**What is expected:** Below are some records; copy each line in them that contains "Auto".

[[ Stored data open ]]

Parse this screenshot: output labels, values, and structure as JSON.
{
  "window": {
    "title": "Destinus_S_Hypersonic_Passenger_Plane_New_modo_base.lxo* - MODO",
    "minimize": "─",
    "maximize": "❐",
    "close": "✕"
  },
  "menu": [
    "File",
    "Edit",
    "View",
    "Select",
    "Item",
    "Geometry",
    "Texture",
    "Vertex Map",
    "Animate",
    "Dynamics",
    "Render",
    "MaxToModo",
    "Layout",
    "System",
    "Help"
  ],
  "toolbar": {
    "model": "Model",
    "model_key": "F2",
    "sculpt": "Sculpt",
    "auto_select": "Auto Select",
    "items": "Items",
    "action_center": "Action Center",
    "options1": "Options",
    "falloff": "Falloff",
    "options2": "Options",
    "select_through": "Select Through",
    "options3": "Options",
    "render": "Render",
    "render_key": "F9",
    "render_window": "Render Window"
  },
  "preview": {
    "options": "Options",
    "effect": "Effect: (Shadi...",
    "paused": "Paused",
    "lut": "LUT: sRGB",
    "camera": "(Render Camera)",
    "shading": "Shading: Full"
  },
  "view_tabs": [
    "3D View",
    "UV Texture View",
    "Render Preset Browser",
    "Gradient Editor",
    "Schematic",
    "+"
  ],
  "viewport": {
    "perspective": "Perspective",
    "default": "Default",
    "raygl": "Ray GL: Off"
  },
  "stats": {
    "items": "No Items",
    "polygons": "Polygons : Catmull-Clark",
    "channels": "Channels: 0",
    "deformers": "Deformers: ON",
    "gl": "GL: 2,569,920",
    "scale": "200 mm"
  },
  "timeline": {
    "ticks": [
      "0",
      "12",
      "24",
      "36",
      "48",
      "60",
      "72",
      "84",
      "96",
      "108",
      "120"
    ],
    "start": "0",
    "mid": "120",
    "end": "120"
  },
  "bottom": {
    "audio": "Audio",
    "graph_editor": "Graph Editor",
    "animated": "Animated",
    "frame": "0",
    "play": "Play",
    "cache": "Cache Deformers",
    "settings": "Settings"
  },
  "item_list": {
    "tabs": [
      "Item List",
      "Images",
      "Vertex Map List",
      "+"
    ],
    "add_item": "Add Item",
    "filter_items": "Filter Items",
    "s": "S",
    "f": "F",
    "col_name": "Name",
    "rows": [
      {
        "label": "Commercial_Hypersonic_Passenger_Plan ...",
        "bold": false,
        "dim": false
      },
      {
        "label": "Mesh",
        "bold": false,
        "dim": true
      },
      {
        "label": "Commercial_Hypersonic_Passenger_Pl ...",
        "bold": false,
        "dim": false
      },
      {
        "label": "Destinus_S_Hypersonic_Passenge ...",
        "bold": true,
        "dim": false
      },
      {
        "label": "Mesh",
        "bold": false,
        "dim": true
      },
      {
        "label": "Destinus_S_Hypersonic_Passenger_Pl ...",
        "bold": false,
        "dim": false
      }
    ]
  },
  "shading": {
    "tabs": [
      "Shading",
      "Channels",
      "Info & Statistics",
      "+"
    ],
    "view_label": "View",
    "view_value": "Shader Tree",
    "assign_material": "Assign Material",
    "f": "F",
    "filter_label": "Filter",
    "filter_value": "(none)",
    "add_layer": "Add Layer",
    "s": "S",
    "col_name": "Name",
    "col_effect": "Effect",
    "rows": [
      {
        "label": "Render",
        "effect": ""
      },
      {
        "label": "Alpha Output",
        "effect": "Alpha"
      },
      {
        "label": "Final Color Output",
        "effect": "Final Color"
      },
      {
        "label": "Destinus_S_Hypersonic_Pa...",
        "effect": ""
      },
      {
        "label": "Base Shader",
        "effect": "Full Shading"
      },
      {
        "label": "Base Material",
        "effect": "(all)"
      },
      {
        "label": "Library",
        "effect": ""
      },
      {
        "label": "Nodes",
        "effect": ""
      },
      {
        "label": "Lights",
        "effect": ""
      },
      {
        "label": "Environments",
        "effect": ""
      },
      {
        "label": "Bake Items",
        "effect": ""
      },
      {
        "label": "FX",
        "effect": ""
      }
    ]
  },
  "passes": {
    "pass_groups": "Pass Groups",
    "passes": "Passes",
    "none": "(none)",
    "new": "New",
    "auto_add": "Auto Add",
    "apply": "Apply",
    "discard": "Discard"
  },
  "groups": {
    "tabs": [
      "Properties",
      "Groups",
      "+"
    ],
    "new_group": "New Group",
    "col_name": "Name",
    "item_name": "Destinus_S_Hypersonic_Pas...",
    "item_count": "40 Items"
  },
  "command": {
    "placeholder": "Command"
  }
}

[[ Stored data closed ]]
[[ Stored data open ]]

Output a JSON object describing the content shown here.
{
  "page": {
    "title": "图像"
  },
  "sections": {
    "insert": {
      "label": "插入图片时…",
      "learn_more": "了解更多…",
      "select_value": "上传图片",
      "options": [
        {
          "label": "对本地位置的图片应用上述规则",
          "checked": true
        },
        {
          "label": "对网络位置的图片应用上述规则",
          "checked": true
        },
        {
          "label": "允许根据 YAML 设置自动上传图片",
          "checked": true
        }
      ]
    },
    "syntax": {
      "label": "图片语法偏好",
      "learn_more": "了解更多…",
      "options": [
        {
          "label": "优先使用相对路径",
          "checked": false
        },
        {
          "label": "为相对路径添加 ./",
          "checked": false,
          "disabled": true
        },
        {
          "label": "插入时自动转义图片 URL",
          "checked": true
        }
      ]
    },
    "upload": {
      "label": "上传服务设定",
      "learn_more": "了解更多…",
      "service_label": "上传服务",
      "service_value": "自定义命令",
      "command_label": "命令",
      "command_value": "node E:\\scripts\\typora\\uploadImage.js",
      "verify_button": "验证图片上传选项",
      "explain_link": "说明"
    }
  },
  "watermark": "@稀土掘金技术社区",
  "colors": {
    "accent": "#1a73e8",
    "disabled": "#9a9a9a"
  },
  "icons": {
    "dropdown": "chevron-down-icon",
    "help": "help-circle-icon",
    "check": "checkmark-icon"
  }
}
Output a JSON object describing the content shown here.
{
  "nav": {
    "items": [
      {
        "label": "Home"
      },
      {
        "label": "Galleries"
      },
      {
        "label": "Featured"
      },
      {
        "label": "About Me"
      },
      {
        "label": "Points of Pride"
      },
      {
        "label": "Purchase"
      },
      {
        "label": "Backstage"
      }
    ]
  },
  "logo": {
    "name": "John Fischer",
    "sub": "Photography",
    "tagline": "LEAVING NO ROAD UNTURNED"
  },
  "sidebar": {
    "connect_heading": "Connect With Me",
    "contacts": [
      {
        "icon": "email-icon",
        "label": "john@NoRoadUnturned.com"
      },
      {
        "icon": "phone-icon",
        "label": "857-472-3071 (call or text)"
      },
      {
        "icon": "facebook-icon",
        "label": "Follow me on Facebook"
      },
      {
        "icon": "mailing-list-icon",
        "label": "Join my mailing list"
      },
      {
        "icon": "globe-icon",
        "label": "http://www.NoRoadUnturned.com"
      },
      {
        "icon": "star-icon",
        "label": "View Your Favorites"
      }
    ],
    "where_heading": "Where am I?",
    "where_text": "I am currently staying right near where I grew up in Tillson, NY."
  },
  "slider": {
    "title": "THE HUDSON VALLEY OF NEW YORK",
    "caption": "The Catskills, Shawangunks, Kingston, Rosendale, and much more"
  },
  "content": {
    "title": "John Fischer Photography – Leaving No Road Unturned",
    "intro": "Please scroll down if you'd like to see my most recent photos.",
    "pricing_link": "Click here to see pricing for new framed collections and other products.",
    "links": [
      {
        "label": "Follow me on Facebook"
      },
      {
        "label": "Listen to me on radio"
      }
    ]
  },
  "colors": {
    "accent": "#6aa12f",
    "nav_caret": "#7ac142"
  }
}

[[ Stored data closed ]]

**Solved problem:**
    "auto_select": "Auto Select",
    "auto_add": "Auto Add",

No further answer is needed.